# TASK DESCRIPTION:
Return, from the lines below, each one that includes the word "APPLIED".

# Entries from a dataset of interfaces:
'''

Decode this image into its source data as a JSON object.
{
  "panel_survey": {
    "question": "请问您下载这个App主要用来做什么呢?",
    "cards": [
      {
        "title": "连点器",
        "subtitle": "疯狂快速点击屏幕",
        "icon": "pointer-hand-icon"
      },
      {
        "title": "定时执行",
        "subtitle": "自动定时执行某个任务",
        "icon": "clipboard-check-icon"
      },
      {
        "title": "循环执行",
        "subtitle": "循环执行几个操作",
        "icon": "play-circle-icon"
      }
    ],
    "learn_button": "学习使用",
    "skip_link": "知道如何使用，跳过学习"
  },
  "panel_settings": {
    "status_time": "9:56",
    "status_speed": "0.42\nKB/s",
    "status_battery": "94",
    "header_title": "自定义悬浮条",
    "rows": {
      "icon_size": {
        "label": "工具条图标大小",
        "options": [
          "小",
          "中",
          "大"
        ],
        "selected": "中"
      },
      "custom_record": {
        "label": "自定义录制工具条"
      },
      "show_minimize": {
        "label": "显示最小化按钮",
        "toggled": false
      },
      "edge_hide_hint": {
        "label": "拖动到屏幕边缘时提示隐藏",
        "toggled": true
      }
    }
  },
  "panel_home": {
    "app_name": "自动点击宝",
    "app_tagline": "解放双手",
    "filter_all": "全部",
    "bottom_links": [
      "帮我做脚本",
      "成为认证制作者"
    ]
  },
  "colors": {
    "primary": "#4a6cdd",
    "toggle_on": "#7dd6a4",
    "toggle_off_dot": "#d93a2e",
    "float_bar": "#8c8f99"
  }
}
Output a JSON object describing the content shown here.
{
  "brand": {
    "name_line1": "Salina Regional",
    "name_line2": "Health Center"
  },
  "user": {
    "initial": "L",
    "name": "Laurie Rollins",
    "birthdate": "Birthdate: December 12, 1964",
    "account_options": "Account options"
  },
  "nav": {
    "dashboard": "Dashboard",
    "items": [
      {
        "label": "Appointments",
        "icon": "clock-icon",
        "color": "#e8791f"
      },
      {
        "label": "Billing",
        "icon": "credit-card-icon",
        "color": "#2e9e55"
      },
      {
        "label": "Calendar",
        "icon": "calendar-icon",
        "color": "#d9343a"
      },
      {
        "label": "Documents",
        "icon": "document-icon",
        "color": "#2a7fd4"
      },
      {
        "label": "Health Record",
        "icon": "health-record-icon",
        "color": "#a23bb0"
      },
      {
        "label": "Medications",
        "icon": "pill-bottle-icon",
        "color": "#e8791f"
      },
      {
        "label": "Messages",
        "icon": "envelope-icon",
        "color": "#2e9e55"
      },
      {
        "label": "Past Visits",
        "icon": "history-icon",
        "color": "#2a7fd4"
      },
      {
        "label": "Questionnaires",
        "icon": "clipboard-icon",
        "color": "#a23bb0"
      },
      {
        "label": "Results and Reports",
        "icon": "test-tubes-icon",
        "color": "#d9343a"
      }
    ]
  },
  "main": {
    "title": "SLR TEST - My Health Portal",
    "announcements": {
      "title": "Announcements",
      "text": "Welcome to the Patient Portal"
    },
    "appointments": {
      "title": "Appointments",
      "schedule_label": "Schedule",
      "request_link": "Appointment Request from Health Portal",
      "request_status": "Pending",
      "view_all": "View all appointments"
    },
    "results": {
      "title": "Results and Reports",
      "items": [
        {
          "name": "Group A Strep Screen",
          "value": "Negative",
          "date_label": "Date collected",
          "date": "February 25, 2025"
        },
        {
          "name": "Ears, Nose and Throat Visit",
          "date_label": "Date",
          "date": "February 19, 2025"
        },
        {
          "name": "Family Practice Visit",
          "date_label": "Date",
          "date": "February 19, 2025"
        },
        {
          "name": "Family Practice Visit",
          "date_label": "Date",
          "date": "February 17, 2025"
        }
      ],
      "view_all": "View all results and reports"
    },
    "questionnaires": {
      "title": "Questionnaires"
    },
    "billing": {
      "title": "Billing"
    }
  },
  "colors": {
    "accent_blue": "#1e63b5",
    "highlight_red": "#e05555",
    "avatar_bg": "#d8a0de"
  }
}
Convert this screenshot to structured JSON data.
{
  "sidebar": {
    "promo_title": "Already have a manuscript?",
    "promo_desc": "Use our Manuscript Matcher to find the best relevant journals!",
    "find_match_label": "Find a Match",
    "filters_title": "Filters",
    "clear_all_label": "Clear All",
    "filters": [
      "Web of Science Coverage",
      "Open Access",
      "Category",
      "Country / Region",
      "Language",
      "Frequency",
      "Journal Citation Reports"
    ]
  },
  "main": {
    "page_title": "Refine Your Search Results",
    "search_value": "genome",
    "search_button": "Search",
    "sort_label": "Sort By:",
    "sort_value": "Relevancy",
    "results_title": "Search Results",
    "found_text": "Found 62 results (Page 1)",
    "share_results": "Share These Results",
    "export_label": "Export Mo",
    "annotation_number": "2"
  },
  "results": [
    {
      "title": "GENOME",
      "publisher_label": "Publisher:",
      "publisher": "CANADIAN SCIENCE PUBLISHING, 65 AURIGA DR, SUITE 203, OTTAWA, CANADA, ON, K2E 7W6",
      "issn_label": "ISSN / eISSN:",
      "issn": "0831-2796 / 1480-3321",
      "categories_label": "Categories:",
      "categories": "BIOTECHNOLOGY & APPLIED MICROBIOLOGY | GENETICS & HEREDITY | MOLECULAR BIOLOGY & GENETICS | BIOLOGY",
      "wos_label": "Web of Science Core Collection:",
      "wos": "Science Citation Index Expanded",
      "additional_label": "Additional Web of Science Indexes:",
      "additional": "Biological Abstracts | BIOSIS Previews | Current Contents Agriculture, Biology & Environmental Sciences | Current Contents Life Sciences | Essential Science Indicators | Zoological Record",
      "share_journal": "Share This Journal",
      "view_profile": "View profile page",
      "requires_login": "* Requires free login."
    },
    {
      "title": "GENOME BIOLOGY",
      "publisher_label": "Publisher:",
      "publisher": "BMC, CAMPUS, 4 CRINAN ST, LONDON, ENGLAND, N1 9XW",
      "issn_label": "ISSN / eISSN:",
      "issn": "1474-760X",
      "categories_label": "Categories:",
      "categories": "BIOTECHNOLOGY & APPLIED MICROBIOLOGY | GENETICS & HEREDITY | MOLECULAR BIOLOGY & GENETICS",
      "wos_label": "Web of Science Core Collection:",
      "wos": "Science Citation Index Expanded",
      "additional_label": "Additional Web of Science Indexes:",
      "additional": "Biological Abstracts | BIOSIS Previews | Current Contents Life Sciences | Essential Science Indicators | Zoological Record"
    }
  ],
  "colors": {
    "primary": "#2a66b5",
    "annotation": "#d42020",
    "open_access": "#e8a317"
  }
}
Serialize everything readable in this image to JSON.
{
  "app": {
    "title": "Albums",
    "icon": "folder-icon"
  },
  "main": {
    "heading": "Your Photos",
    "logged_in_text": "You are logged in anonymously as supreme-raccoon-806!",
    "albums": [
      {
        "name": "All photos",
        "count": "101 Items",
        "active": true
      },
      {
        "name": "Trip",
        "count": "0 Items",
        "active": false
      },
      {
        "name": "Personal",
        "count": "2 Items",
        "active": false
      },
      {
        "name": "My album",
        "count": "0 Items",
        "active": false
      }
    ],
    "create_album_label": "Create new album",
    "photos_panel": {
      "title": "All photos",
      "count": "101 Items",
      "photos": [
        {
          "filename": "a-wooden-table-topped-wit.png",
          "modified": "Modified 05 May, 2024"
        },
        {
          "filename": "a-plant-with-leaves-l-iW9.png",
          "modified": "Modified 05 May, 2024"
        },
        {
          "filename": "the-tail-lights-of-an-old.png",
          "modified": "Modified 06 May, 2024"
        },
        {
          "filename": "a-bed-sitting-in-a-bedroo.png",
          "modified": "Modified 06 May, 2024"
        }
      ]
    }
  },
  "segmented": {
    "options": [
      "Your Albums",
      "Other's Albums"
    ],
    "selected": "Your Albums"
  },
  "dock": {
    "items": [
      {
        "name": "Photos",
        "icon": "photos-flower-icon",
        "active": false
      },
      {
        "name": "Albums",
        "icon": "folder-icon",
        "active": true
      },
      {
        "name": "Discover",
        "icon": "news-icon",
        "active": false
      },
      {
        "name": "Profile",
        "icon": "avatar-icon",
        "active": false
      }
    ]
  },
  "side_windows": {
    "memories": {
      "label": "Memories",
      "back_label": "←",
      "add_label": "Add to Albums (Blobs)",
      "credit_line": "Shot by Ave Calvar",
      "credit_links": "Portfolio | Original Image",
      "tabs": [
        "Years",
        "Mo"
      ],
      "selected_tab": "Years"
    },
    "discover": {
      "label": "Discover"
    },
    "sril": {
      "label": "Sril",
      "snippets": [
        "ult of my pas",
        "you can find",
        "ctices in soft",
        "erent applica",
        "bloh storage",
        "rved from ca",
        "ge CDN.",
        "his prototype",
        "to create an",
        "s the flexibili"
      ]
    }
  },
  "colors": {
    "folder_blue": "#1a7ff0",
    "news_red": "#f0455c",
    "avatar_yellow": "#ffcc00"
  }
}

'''

# ANSWER TO THIS EXERCISE:
      "categories": "BIOTECHNOLOGY & APPLIED MICROBIOLOGY | GENETICS & HEREDITY | MOLECULAR BIOLOGY & GENETICS | BIOLOGY",
      "categories": "BIOTECHNOLOGY & APPLIED MICROBIOLOGY | GENETICS & HEREDITY | MOLECULAR BIOLOGY & GENETICS",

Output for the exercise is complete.